You'll never look at your travel-sized liquids containers the same way again.
We’ve all been there: It’s the beginning of a long-haul international flight, you’re settling in with your noise-canceling headphones, fully loaded kindle, and complimentary plastic cup of wine just before meal service is about to start. You’re mulling over the choices on the in-flight meal menu: meat and potatoes or cheese ravioli? With the reputation that airline food has, this may be one of the most difficult decisions of your entire vacation.
Fret no more! We’ve rounded up our tips for hacking your airline meals to make them more flavorful, learning how to choose the best in-flight food options, or what to pack in your carry-on so that you can turn your tray table into a prep table.
1. Spice Up Your Life
Flying can dull your senses. The dry cabin air lessens your sense of smell—a crucial part of eating. While in the air, our sweet and salty senses can be decreased by up to 30 percent just because of the background noise from the plane engines. When airline chefs create your in-flight meals, they taste-test them in a hyperbaric chamber, which are essentially pressurized rooms that offer the same type of dining environment as the flight cabin. Even taking decreased senses into account, airplane food still winds up bland.
We recommend turning a standard weekly pill organizer into an on-hand spice rack. Think sea salt, paprika, cinnamon, or Tajin, the popular Mexican condiment of chili, lime, and salt. In a pinch, ask for extra pretzels or peanuts—you can easily crush them and sprinkle them over your dinner for some added crunch and salt.
2. Keep Hot Sauce in Your Bag
No, really, use some of your carry-on liquid allowance for things like hot sauce, or even harissa. These condiments are essential if a spongy, flavorless omelet is your only breakfast option. You can also expand your liquid allotment to include olive oil (fat = flavor!), honey for your tea, or even bring a vial of truffle oil. Hell, bring a small container of ranch if that’s what you’re into.
If you’re in desperate need of some additional flavor and forgot your hot sauce arsenal on the ground, ask for extra tabs of butter and melt them onto your food for some added flavor and salt.
3. Just Add Water
Rather than grabbing an egg McMuffin before getting on a 10-hour flight, stick a few packets of oatmeal into your carry-on and ask for an empty coffee cup and some hot water once you're in the air. If you’ve managed to pack some trail mix, stir it in for added protein.
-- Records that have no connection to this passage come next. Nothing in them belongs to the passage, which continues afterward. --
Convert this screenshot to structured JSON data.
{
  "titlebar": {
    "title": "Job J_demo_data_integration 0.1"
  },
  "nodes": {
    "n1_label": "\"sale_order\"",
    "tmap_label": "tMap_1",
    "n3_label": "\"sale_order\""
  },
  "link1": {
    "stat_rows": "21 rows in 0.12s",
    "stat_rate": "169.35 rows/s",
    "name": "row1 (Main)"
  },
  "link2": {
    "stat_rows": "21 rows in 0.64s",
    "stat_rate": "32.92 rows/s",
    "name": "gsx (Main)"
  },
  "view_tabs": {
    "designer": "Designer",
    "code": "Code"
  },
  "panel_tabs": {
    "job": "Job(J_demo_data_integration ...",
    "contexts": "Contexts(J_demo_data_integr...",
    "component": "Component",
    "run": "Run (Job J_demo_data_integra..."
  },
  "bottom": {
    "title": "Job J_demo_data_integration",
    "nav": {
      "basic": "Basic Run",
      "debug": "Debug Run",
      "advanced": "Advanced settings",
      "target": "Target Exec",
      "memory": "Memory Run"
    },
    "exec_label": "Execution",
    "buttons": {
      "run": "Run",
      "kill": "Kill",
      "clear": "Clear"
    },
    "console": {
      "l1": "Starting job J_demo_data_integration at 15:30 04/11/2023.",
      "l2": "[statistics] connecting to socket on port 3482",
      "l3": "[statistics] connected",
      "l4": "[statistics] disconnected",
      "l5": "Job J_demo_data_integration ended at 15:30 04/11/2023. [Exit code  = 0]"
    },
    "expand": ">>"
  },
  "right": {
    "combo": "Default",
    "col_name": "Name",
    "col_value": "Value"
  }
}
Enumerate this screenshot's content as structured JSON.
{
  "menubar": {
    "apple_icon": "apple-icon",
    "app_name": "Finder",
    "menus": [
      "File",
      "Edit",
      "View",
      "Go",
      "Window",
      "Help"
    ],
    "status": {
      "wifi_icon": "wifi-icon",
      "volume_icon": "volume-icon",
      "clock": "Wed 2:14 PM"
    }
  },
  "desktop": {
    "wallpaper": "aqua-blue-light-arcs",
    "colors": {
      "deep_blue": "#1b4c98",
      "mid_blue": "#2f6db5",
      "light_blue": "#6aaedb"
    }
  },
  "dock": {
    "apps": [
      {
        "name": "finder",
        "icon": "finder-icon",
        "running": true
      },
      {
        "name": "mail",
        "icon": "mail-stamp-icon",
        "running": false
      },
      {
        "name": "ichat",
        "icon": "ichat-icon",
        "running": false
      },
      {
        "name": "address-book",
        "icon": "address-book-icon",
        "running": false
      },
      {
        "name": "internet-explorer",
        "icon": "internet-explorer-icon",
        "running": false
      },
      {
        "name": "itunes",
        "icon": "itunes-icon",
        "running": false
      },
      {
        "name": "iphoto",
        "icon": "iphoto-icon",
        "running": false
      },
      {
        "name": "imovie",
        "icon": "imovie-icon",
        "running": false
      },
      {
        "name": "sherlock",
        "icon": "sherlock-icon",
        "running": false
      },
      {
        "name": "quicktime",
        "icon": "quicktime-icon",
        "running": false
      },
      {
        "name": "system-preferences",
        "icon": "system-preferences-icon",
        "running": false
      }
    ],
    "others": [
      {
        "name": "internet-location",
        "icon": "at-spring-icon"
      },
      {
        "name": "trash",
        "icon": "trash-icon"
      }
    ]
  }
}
If you’re prone to sickness when flying, a thermos is your best friend. Make your own tea by chopping up ginger, turmeric, and lemon before leaving home and storing them in a thermos. Stop by a coffee stand or bar before boarding and ask for the thermos to be filled with hot water (once you’re past security of course!), or fill er’ up once you get in the air. If you can’t commit to thinking ahead with fresh tea, pack your favorite fancy tea bags.
On the occasion that you’re boarding a flight when you’re already feeling under the weather, pack your thermos with a spoonful of miso paste and some veggies. Add hot water and you’ve got miso soup on the fly.
4. Stock Up
Sometimes, dietary restrictions or a constant need to be snacking means that airline food and odd meal times don’t sync with your dining habits. This is when you’ll need to rely more heavily on planning ahead.
Stock up on portable protein-heavy snacks, which will keep you full when dairy or gluten-free meals aren’t an option or the snack service isn’t frequent enough. Think peanut or almond butter packets for banana chips, crackers, apple slices, or pretzels. Some companies make travel-sized containers of hummus that are a perfect dip for free pretzels (or whatever crackers and veggies you’ve managed to bring). Siggi’s also makes liquid restriction-compliant yogurt pouches for a grown-up high-protein version of Go-Gurt. Whatever you do, leave the stinky hard-boiled eggs and tuna sandwiches at home (please).
5. Know What to Choose
If you’re not very good at planning ahead or can’t spare any liquid ounces for some Tapatío, go for saucy dishes rather than big cuts of meat when the meal cart rolls around. Food tends to dry out in the air because of the lack of humidity, but saucy dishes like pasta or curries will maintain some integrity after the cooking, freezing, and reheating process. When it comes to what tastes better, choosing meals that tap into your umami flavor receptors like mushrooms, tomatoes, or soy sauce will be more enjoyable than their simpler counterparts.
If you’ve got the cash to spare, you can hack your airline meal by choosing an airline that pays more attention to the food it serves like Singapore Airlines or Air France. If those airlines don’t fly to your destination, some offer reasonable upgrades for better food or access to airport lounges that offer fresh fruit and name brand snacks before boarding.